The following animation shows what happens when a plane-polarized wave traverses a non-absorbing medium with a refraction index greater than 1.0. We measure the field vector of the light wave before its entry into the medium and after its exit, just like on the previous page.
The following animation shows the two intersecting planes from the front. On the left, the field vector before the light enters the material; on the right, after the light exits the material.
When the light beam enters the piece of material, it slows down because the refracting index of the material is greater than 1.0. Its frequency does not change, therefore its wavelength decreases (the product of the frequency and the wavelength should be equal to the velocity of light). In these animations, we used a refraction index n=2.2. This means that the velocity of light in the medium is 1/2.2 times the velocity of light in vacuum, and its wavelength also decreases to 1/2.2 times the original value.

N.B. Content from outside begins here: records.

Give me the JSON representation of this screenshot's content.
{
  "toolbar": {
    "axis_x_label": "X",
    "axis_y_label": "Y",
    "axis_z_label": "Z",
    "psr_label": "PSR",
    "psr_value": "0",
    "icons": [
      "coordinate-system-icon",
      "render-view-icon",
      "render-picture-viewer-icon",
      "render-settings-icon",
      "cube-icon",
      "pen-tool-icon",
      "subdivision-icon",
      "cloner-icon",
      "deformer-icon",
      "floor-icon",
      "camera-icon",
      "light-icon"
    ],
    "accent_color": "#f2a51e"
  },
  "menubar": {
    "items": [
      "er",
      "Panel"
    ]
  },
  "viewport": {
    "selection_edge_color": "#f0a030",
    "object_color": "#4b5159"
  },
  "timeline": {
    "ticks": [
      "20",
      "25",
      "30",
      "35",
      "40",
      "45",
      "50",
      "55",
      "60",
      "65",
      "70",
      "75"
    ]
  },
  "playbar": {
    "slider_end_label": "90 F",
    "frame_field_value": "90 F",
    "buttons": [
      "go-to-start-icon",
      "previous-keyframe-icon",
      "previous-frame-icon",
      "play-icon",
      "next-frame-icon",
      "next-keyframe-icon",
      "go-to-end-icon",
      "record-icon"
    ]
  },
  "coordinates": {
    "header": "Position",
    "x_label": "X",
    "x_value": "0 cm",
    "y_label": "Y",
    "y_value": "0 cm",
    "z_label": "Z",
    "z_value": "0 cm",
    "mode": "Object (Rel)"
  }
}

When the light exits the material, its velocity and wavelength are restored to their original (vacuum) values. Since the material does not absorb light, the intensity of the light does not decrease.
The distance between the intersecting planes in front of and behind the piece of material is exactly 8 times the vacuum wavelength of the light. Therefore, if the piece of material is not present, the field vectors at the two intersecting planes oscillate in exactly the same way: they are in phase. But if the piece of material is placed between the two intersecting planes, the light slows down in the material and it has 8.8 full periods inside the material, instead of 4 periods. So there are 12.8 periods between the two intersecting planes (there are 2 periods before the piece of material and 2 periods after it). Because this is not an integral number, the two field vectors at the intersecting planes do not oscillate in the same phase any longer.